Problem details: Records follow. Pull out every line that contains "title".

(Beginning of Dataset)

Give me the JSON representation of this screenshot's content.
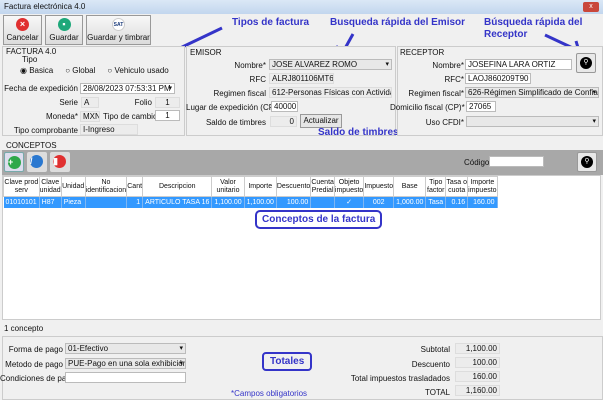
{
  "window": {
    "title": "Factura electrónica 4.0",
    "close": "x"
  },
  "toolbar": {
    "cancel": "Cancelar",
    "save": "Guardar",
    "save_stamp": "Guardar y timbrar",
    "sat": "SAT"
  },
  "annotations": {
    "tipos": "Tipos de factura",
    "emisor": "Busqueda rápida del Emisor",
    "receptor1": "Búsqueda rápida del",
    "receptor2": "Receptor",
    "saldo": "Saldo de timbres",
    "conceptos": "Conceptos de la factura",
    "totales": "Totales"
  },
  "factura": {
    "title": "FACTURA 4.0",
    "tipo_label": "Tipo",
    "tipos": [
      "Basica",
      "Global",
      "Vehiculo usado"
    ],
    "selected_tipo": "Basica",
    "fecha_label": "Fecha de expedición",
    "fecha": "28/08/2023   07:53:31  PM",
    "serie_label": "Serie",
    "serie": "A",
    "folio_label": "Folio",
    "folio": "1",
    "moneda_label": "Moneda*",
    "moneda": "MXN",
    "tc_label": "Tipo de cambio",
    "tc": "1",
    "tipo_comp_label": "Tipo comprobante",
    "tipo_comp": "I-Ingreso"
  },
  "emisor": {
    "title": "EMISOR",
    "nombre_label": "Nombre*",
    "nombre": "JOSE ALVAREZ ROMO",
    "rfc_label": "RFC",
    "rfc": "ALRJ801106MT6",
    "regimen_label": "Regimen fiscal",
    "regimen": "612-Personas Físicas con Actividades E",
    "lugar_label": "Lugar de expedición (CP)*",
    "lugar": "40000",
    "saldo_label": "Saldo de timbres",
    "saldo": "0",
    "actualizar": "Actualizar"
  },
  "receptor": {
    "title": "RECEPTOR",
    "nombre_label": "Nombre*",
    "nombre": "JOSEFINA LARA ORTIZ",
    "rfc_label": "RFC*",
    "rfc": "LAOJ860209T90",
    "regimen_label": "Regimen fiscal*",
    "regimen": "626-Régimen Simplificado de Confian:",
    "domicilio_label": "Domicilio fiscal (CP)*",
    "domicilio": "27065",
    "uso_label": "Uso CFDI*",
    "uso": ""
  },
  "conceptos": {
    "title": "CONCEPTOS",
    "codigo_label": "Código",
    "codigo": "",
    "count": "1 concepto",
    "columns": [
      "Clave prod serv",
      "Clave unidad",
      "Unidad",
      "No identificacion",
      "Cant",
      "Descripcion",
      "Valor unitario",
      "Importe",
      "Descuento",
      "Cuenta Predial",
      "Objeto impuesto",
      "Impuesto",
      "Base",
      "Tipo factor",
      "Tasa o cuota",
      "Importe impuesto"
    ],
    "rows": [
      [
        "01010101",
        "H87",
        "Pieza",
        "",
        "1",
        "ARTICULO TASA 16",
        "1,100.00",
        "1,100.00",
        "100.00",
        "",
        "✓",
        "002",
        "1,000.00",
        "Tasa",
        "0.16",
        "160.00"
      ]
    ]
  },
  "pago": {
    "forma_label": "Forma de pago",
    "forma": "01-Efectivo",
    "metodo_label": "Metodo de pago",
    "metodo": "PUE-Pago en una sola exhibición",
    "cond_label": "Condiciones de pago",
    "cond": "",
    "obligatorios": "*Campos obligatorios"
  },
  "totales": {
    "subtotal_label": "Subtotal",
    "subtotal": "1,100.00",
    "descuento_label": "Descuento",
    "descuento": "100.00",
    "impuestos_label": "Total impuestos trasladados",
    "impuestos": "160.00",
    "total_label": "TOTAL",
    "total": "1,160.00"
  },
  "colors": {
    "selection": "#3399ff",
    "annotation": "#3434c8"
  }
}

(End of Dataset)

Solution to this problem:
    "title": "Factura electrónica 4.0",
    "title": "FACTURA 4.0",
    "title": "EMISOR",
    "title": "RECEPTOR",
    "title": "CONCEPTOS",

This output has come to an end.